● **Instructions for the task**
Give again, exactly, every line of the entries below from the one that has "Parse this screenshot: output" to the last.

(Beginning of Stored data)

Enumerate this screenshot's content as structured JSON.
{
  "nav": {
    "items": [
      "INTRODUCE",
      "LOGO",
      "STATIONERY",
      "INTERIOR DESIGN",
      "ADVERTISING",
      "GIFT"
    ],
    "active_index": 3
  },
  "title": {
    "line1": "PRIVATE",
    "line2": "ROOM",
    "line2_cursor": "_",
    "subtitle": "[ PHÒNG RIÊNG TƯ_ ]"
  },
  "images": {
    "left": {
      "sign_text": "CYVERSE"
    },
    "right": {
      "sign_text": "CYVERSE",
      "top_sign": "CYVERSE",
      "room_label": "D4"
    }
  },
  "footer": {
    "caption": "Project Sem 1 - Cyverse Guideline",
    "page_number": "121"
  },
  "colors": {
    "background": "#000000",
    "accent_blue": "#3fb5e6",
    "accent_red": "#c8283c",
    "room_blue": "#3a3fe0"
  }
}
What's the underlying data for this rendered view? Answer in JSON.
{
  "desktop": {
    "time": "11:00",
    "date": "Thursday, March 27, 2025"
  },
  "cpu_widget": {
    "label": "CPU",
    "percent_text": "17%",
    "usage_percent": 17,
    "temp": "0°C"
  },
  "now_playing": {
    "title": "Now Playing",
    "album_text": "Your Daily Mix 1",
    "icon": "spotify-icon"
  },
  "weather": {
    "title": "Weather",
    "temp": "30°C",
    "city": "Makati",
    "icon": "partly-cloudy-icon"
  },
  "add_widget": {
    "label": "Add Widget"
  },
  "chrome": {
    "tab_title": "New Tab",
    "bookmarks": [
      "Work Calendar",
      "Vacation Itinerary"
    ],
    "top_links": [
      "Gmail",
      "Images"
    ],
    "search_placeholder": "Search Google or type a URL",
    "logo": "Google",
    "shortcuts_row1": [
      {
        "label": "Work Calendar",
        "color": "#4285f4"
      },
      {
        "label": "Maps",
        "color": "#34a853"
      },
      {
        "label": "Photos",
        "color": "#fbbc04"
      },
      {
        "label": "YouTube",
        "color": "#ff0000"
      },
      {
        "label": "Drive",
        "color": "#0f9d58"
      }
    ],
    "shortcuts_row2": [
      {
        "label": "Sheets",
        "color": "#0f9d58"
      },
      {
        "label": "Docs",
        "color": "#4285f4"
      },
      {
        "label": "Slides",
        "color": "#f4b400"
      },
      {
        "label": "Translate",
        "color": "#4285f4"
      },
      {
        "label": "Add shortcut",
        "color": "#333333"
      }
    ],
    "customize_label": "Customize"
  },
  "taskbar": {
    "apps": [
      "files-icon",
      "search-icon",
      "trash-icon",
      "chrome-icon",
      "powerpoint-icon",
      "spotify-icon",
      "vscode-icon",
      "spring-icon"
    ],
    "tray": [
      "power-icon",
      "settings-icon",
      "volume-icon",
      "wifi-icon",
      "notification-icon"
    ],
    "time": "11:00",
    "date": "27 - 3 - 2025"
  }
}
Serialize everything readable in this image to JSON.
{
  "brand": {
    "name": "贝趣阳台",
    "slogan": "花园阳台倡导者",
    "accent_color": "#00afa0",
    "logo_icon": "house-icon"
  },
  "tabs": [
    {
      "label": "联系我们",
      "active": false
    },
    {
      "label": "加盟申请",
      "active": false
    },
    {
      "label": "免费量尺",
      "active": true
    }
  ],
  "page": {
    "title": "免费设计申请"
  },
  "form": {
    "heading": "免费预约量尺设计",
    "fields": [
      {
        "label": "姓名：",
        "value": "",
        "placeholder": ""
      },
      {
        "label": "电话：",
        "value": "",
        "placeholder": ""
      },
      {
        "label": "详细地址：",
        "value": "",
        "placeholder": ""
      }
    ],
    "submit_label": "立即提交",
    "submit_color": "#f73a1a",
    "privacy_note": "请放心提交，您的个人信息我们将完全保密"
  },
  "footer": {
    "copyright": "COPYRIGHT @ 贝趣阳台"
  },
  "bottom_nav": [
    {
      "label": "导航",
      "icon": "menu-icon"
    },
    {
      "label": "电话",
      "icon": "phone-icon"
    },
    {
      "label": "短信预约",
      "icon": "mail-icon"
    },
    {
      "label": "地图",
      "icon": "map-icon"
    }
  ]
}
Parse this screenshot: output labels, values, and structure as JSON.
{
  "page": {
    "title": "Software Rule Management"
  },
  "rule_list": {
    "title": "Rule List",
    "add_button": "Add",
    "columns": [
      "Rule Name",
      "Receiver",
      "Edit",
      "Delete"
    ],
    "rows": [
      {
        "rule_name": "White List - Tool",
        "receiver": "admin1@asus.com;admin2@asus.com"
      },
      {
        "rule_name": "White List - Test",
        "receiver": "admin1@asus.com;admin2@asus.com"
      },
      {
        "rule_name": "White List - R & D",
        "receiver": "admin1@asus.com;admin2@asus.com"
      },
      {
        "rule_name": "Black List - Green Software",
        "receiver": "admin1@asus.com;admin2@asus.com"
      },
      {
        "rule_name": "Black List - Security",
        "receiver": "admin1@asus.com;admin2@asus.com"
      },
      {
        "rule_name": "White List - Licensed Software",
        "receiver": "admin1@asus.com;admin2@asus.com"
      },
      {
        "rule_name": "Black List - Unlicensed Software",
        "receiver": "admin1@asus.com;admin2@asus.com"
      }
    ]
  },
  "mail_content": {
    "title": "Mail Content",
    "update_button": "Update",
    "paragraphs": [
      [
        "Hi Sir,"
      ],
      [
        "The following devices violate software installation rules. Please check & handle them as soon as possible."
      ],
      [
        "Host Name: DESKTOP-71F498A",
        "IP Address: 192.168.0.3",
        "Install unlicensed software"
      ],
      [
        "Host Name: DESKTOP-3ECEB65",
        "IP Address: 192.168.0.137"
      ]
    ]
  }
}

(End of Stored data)

● **Task answer**
Parse this screenshot: output labels, values, and structure as JSON.
{
  "page": {
    "title": "Software Rule Management"
  },
  "rule_list": {
    "title": "Rule List",
    "add_button": "Add",
    "columns": [
      "Rule Name",
      "Receiver",
      "Edit",
      "Delete"
    ],
    "rows": [
      {
        "rule_name": "White List - Tool",
        "receiver": "admin1@asus.com;admin2@asus.com"
      },
      {
        "rule_name": "White List - Test",
        "receiver": "admin1@asus.com;admin2@asus.com"
      },
      {
        "rule_name": "White List - R & D",
        "receiver": "admin1@asus.com;admin2@asus.com"
      },
      {
        "rule_name": "Black List - Green Software",
        "receiver": "admin1@asus.com;admin2@asus.com"
      },
      {
        "rule_name": "Black List - Security",
        "receiver": "admin1@asus.com;admin2@asus.com"
      },
      {
        "rule_name": "White List - Licensed Software",
        "receiver": "admin1@asus.com;admin2@asus.com"
      },
      {
        "rule_name": "Black List - Unlicensed Software",
        "receiver": "admin1@asus.com;admin2@asus.com"
      }
    ]
  },
  "mail_content": {
    "title": "Mail Content",
    "update_button": "Update",
    "paragraphs": [
      [
        "Hi Sir,"
      ],
      [
        "The following devices violate software installation rules. Please check & handle them as soon as possible."
      ],
      [
        "Host Name: DESKTOP-71F498A",
        "IP Address: 192.168.0.3",
        "Install unlicensed software"
      ],
      [
        "Host Name: DESKTOP-3ECEB65",
        "IP Address: 192.168.0.137"
      ]
    ]
  }
}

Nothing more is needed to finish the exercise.